§ Excerpts from a dataset:
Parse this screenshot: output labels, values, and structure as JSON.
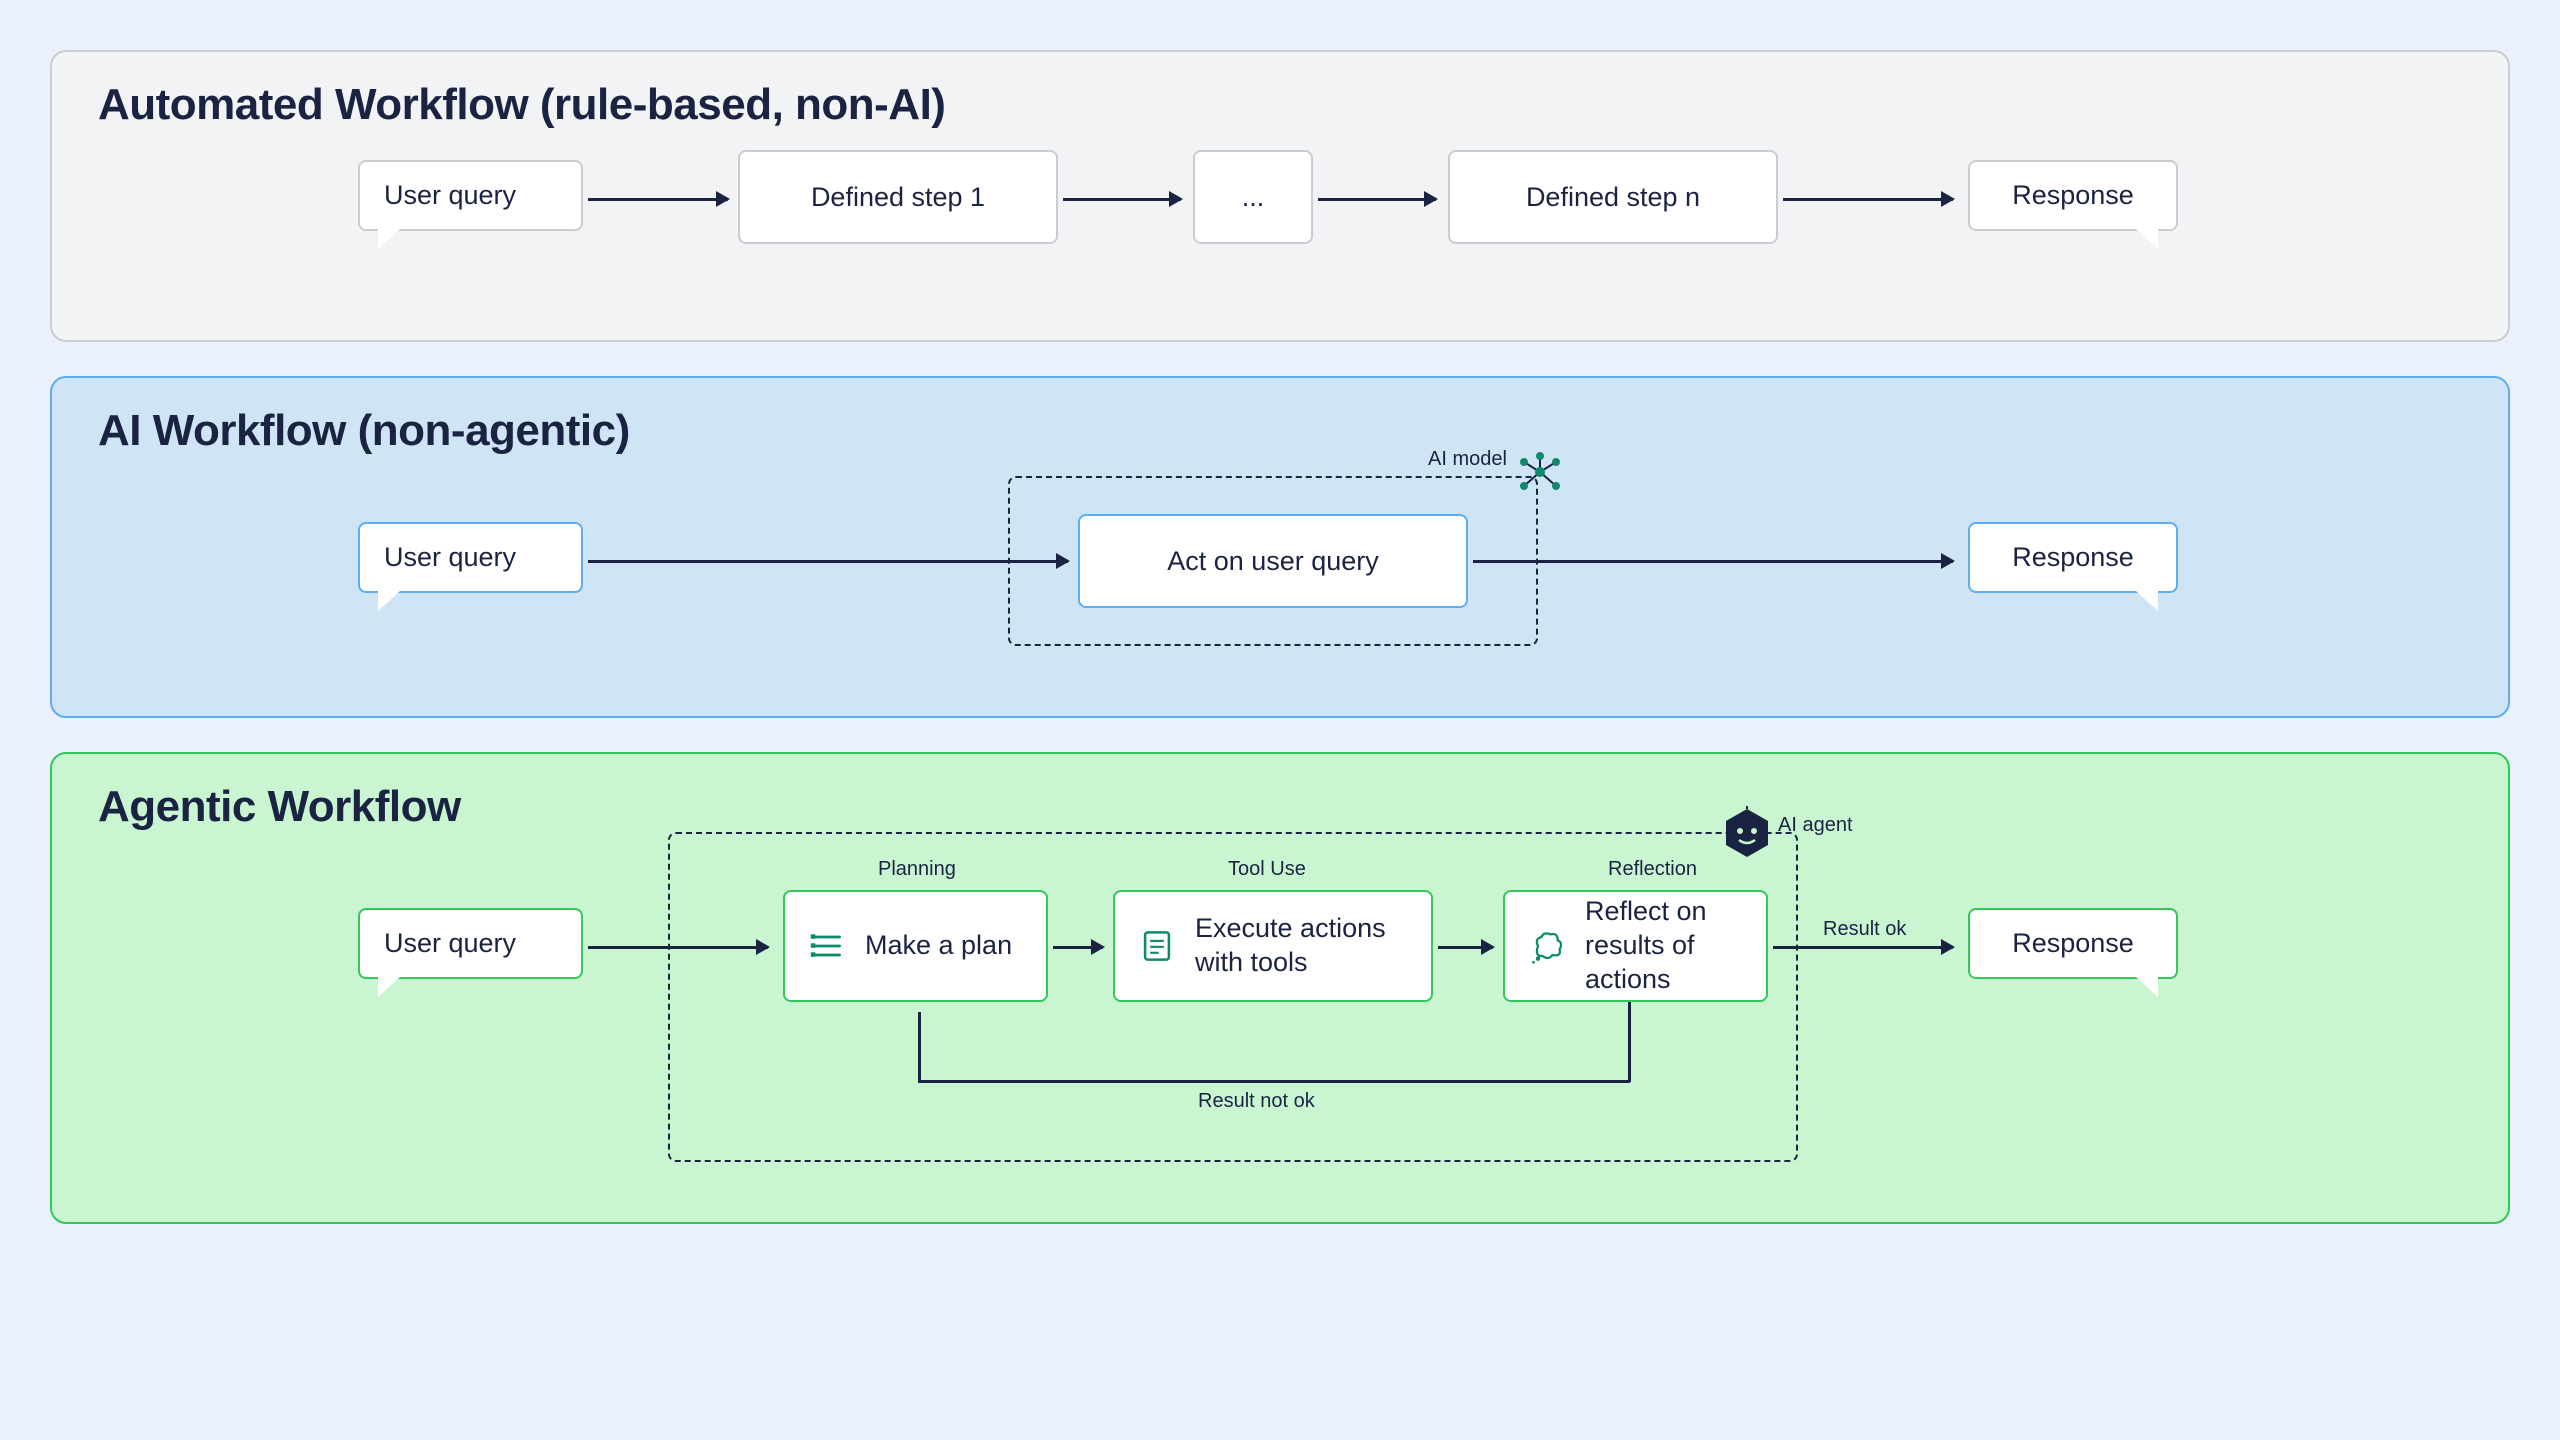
{
  "panels": {
    "automated": {
      "title": "Automated Workflow (rule-based, non-AI)",
      "user_query": "User query",
      "step1": "Defined step 1",
      "ellipsis": "...",
      "stepn": "Defined step n",
      "response": "Response"
    },
    "ai": {
      "title": "AI Workflow (non-agentic)",
      "user_query": "User query",
      "act": "Act on user query",
      "ai_model_label": "AI model",
      "response": "Response"
    },
    "agentic": {
      "title": "Agentic Workflow",
      "user_query": "User query",
      "plan": "Make a plan",
      "plan_label": "Planning",
      "exec": "Execute actions with tools",
      "exec_label": "Tool Use",
      "reflect": "Reflect on results of actions",
      "reflect_label": "Reflection",
      "agent_label": "AI agent",
      "result_ok": "Result ok",
      "result_not_ok": "Result not ok",
      "response": "Response"
    }
  },
  "colors": {
    "text": "#1a2342",
    "gray_border": "#c9cdd1",
    "blue_border": "#5dadf1",
    "green_border": "#34c759",
    "bg": "#eaf1fd"
  }
}
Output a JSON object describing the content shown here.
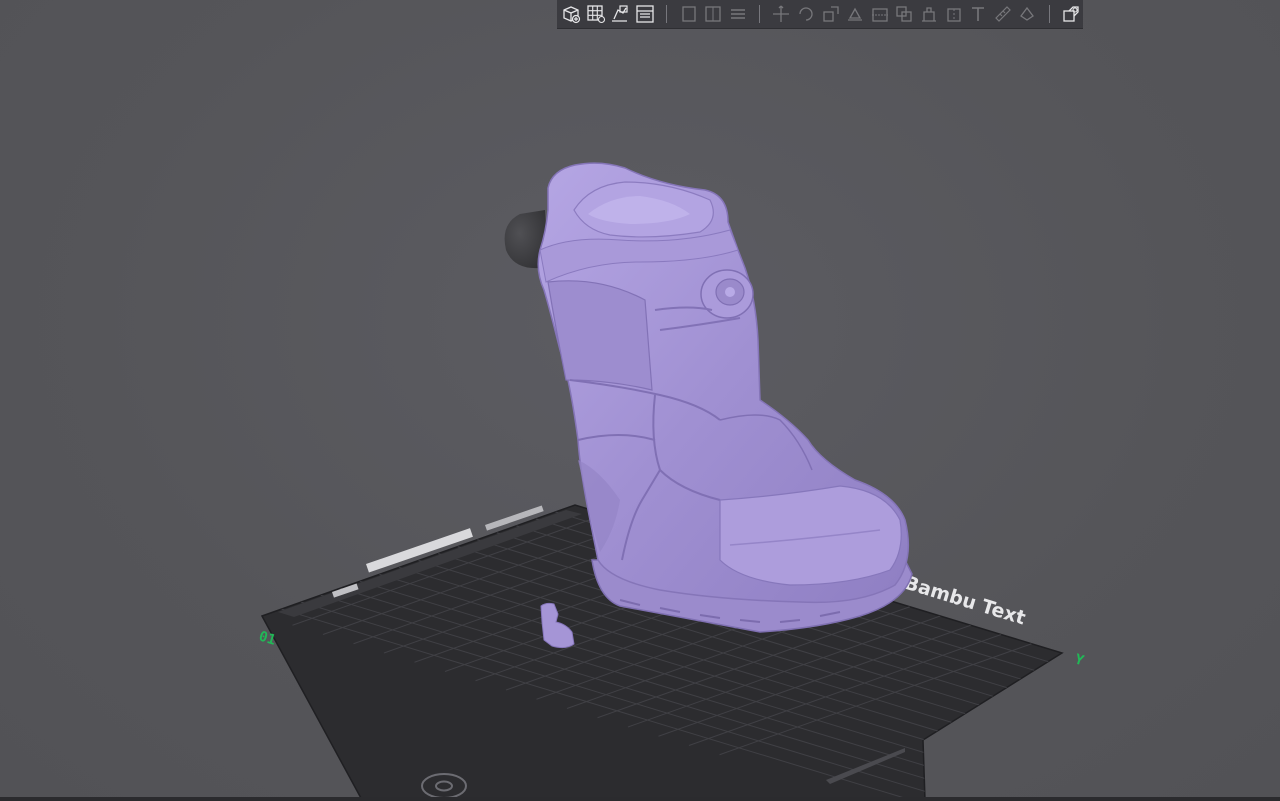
{
  "toolbar": {
    "tools": [
      {
        "name": "add-object",
        "icon": "cube-plus-icon",
        "enabled": true
      },
      {
        "name": "arrange",
        "icon": "grid-icon",
        "enabled": true
      },
      {
        "name": "orient",
        "icon": "orient-icon",
        "enabled": true
      },
      {
        "name": "plates",
        "icon": "plates-icon",
        "enabled": true
      },
      {
        "name": "split-objects",
        "icon": "split-icon",
        "enabled": false
      },
      {
        "name": "split-parts",
        "icon": "split-parts-icon",
        "enabled": false
      },
      {
        "name": "layers",
        "icon": "layers-icon",
        "enabled": false
      },
      {
        "name": "move",
        "icon": "move-icon",
        "enabled": false
      },
      {
        "name": "rotate",
        "icon": "rotate-icon",
        "enabled": false
      },
      {
        "name": "scale",
        "icon": "scale-icon",
        "enabled": false
      },
      {
        "name": "lay-on-face",
        "icon": "lay-on-face-icon",
        "enabled": false
      },
      {
        "name": "cut",
        "icon": "cut-icon",
        "enabled": false
      },
      {
        "name": "mesh-boolean",
        "icon": "boolean-icon",
        "enabled": false
      },
      {
        "name": "support-paint",
        "icon": "support-paint-icon",
        "enabled": false
      },
      {
        "name": "seam-paint",
        "icon": "seam-paint-icon",
        "enabled": false
      },
      {
        "name": "text-emboss",
        "icon": "text-icon",
        "enabled": false
      },
      {
        "name": "measure",
        "icon": "measure-icon",
        "enabled": false
      },
      {
        "name": "color-paint",
        "icon": "color-paint-icon",
        "enabled": false
      },
      {
        "name": "assembly-view",
        "icon": "assembly-icon",
        "enabled": true
      }
    ]
  },
  "plate": {
    "label": "Bambu Text",
    "index_label": "01",
    "x_axis_label": "Y",
    "name_field": "........."
  },
  "colors": {
    "background": "#57575d",
    "plate": "#2c2c2f",
    "grid": "#3d3d41",
    "model": "#a393d4",
    "toolbar": "#3b3b40",
    "axis_green": "#21b857"
  }
}
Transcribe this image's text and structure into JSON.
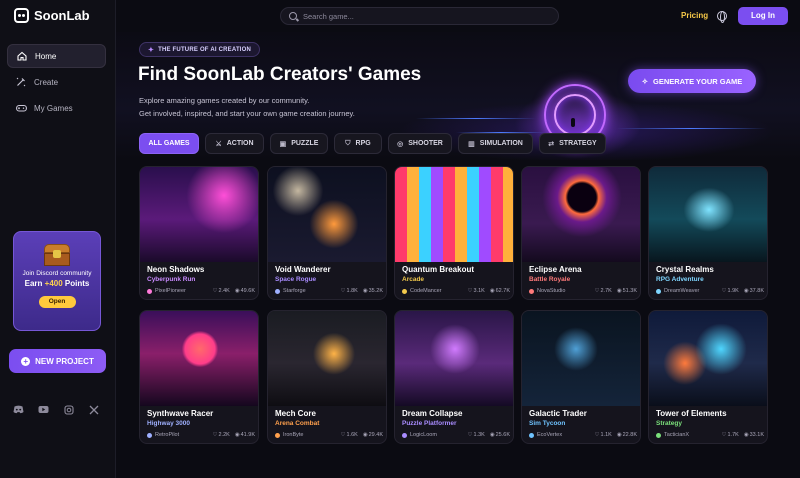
{
  "app": {
    "name": "SoonLab"
  },
  "sidebar": {
    "items": [
      {
        "label": "Home",
        "icon": "home-icon"
      },
      {
        "label": "Create",
        "icon": "create-icon"
      },
      {
        "label": "My Games",
        "icon": "gamepad-icon"
      }
    ],
    "promo": {
      "line1": "Join Discord community",
      "line2_prefix": "Earn ",
      "line2_highlight": "+400",
      "line2_suffix": " Points",
      "button": "Open"
    },
    "new_project": "NEW PROJECT",
    "socials": [
      "discord-icon",
      "youtube-icon",
      "instagram-icon",
      "x-icon"
    ]
  },
  "topbar": {
    "search_placeholder": "Search game...",
    "pricing": "Pricing",
    "login": "Log In"
  },
  "hero": {
    "badge": "THE FUTURE OF AI CREATION",
    "title": "Find SoonLab Creators' Games",
    "subtitle_line1": "Explore amazing games created by our community.",
    "subtitle_line2": "Get involved, inspired, and start your own game creation journey.",
    "generate_button": "GENERATE YOUR GAME"
  },
  "filters": [
    {
      "label": "ALL GAMES",
      "icon": ""
    },
    {
      "label": "ACTION",
      "icon": "sword-icon"
    },
    {
      "label": "PUZZLE",
      "icon": "puzzle-icon"
    },
    {
      "label": "RPG",
      "icon": "shield-icon"
    },
    {
      "label": "SHOOTER",
      "icon": "crosshair-icon"
    },
    {
      "label": "SIMULATION",
      "icon": "building-icon"
    },
    {
      "label": "STRATEGY",
      "icon": "strategy-icon"
    }
  ],
  "games": [
    {
      "title": "Neon Shadows",
      "genre": "Cyberpunk Run",
      "genre_color": "#c98bff",
      "author": "PixelPioneer",
      "likes": "2.4K",
      "views": "49.6K"
    },
    {
      "title": "Void Wanderer",
      "genre": "Space Rogue",
      "genre_color": "#a98cff",
      "author": "Starforge",
      "likes": "1.8K",
      "views": "35.2K"
    },
    {
      "title": "Quantum Breakout",
      "genre": "Arcade",
      "genre_color": "#f2c94c",
      "author": "CodeMancer",
      "likes": "3.1K",
      "views": "62.7K"
    },
    {
      "title": "Eclipse Arena",
      "genre": "Battle Royale",
      "genre_color": "#ff7a7a",
      "author": "NovaStudio",
      "likes": "2.7K",
      "views": "51.3K"
    },
    {
      "title": "Crystal Realms",
      "genre": "RPG Adventure",
      "genre_color": "#7fd6ff",
      "author": "DreamWeaver",
      "likes": "1.9K",
      "views": "37.8K"
    },
    {
      "title": "Synthwave Racer",
      "genre": "Highway 3000",
      "genre_color": "#9fb0ff",
      "author": "RetroPilot",
      "likes": "2.2K",
      "views": "41.9K"
    },
    {
      "title": "Mech Core",
      "genre": "Arena Combat",
      "genre_color": "#ffa04d",
      "author": "IronByte",
      "likes": "1.6K",
      "views": "29.4K"
    },
    {
      "title": "Dream Collapse",
      "genre": "Puzzle Platformer",
      "genre_color": "#a98cff",
      "author": "LogicLoom",
      "likes": "1.3K",
      "views": "25.6K"
    },
    {
      "title": "Galactic Trader",
      "genre": "Sim Tycoon",
      "genre_color": "#6fc3ff",
      "author": "EcoVertex",
      "likes": "1.1K",
      "views": "22.8K"
    },
    {
      "title": "Tower of Elements",
      "genre": "Strategy",
      "genre_color": "#7be07b",
      "author": "TacticianX",
      "likes": "1.7K",
      "views": "33.1K"
    }
  ],
  "colors": {
    "accent": "#7b4ef0",
    "pricing": "#f7c948",
    "background": "#0b0b12"
  }
}
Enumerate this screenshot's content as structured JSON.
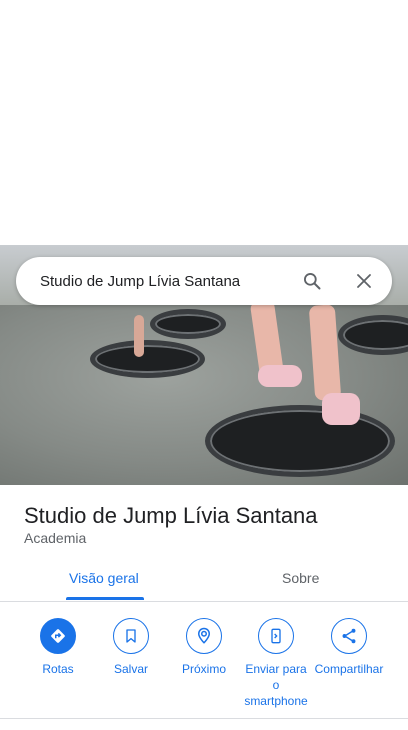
{
  "search": {
    "query": "Studio de Jump Lívia Santana"
  },
  "place": {
    "name": "Studio de Jump Lívia Santana",
    "category": "Academia"
  },
  "tabs": [
    {
      "label": "Visão geral",
      "active": true
    },
    {
      "label": "Sobre",
      "active": false
    }
  ],
  "actions": [
    {
      "label": "Rotas",
      "icon": "directions-icon"
    },
    {
      "label": "Salvar",
      "icon": "bookmark-icon"
    },
    {
      "label": "Próximo",
      "icon": "nearby-icon"
    },
    {
      "label": "Enviar para o smartphone",
      "icon": "send-to-phone-icon"
    },
    {
      "label": "Compartilhar",
      "icon": "share-icon"
    }
  ],
  "colors": {
    "accent": "#1a73e8",
    "text_primary": "#202124",
    "text_secondary": "#5f6368",
    "divider": "#dadce0"
  }
}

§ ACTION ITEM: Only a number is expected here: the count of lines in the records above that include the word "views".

§ TASK RESULT: 10